It was about expanding the state’s prevailing wage law, and it will be back.
Under the existing law, the state sets wages on public works construction projects based on union contracts in a region. The change would have extended those requirements to private ventures that receive state or local incentives, significantly increasing costs and decreasing the likelihood of construction.
But as the bill evolved in the last days of the legislative session, Cuomo pushed first to limit the projects it affected and then, most significantly, insisted on a one-year exemption on projects in New York City. That carve-out was poison to upstate lawmakers who worried about the burden on their economies. But it also disturbed New York City legislators, whose union constituents didn’t want to be excluded.
Unions blamed the governor or the Senate or both. Others blamed the Assembly. Cuomo’s office simply noted that the Legislature didn’t agree on a bill.

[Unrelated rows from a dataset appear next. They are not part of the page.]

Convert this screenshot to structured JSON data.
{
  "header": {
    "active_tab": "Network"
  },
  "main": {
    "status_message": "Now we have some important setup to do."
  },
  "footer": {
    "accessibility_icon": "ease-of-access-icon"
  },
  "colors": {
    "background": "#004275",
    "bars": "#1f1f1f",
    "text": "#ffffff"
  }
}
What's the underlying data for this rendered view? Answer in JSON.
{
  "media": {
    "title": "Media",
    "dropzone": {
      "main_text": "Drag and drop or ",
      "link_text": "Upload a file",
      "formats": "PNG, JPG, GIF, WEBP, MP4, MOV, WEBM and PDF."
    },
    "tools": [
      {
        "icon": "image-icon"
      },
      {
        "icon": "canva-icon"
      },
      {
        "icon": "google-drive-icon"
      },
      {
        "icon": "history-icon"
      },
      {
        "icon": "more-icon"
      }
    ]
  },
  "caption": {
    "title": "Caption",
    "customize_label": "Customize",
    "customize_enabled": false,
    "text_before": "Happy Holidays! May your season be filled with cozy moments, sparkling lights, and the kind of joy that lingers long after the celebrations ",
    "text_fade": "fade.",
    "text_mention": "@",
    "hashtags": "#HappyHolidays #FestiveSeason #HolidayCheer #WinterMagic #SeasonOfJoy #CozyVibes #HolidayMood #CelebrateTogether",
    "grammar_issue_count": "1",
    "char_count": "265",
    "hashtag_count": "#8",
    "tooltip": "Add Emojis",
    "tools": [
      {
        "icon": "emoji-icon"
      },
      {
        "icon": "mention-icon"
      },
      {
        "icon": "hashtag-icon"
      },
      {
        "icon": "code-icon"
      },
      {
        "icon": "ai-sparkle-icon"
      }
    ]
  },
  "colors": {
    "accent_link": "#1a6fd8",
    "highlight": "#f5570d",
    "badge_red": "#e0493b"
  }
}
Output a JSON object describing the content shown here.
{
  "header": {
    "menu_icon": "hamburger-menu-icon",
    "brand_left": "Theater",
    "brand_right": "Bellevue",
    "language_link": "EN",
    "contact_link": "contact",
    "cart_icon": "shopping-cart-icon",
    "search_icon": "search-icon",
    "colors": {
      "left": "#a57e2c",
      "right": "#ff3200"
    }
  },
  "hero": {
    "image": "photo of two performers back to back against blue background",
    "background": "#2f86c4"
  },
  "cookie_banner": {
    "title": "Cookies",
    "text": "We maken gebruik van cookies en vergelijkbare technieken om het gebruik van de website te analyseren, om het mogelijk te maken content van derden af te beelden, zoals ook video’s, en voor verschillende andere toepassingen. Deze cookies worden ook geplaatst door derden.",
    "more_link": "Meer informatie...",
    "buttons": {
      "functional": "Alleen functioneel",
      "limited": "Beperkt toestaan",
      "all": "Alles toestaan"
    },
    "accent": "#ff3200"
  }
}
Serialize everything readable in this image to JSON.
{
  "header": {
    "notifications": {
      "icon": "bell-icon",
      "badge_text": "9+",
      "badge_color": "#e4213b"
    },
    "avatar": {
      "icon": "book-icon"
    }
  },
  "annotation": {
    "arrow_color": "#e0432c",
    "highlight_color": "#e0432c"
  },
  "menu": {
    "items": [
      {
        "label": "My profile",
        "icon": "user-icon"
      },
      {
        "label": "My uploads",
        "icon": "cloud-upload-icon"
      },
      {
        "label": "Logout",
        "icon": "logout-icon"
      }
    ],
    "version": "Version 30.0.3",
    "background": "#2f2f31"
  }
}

Some say Cuomo and the Senate worried about smacking the powerful real estate industry twice in the same session, only days after approving new regulations on landlords. But the bottom line was that it didn’t happen and, for that, upstate can be thankful.
Had the expansion happened, the cost of eligible projects in Western New York would have risen by estimated 20%, according to an analysis by the conservative-leaning Empire Center. Much of that increase was because the legislation included a mandate to match benefits, including pension fund contributions, health care coverage and workers compensation.
One school of thought is that Cuomo pushed for the exemption for New York City as a way to kill the bill. “If you pass a prevailing-wage law that actually stops construction, then you help no one,” he said on radio before the session ended. However, the governor later said that he hopes to sign a new version of the bill in the future.
If a law makes new construction projects more expensive, developers aren’t going to eat those costs. They will look for ways to pass them along to us, the taxpayers, and eventually they will do fewer projects.
That means fewer projects getting built, an unintended consequence that would harm those the bill was meant to help. Concern about a possible obstacle to the growth of affordable housing gave some progressives pause.
Failure to pass the bill gave upstate a breather, but organized labor isn’t about to give up the fight.
Grant Loomis, the Buffalo Niagara Partnership’s vice president of government affairs, told The News he expects the issue will be “front and center in 2020.”
The “strong desire” by many leaders in Albany and organized labor to expand prevailing wage has not gone away, he said.
Let’s hope that upstate lawmakers on both sides of the aisle continue to put the interests of our region’s economy first and stand firm against this job-killing proposal.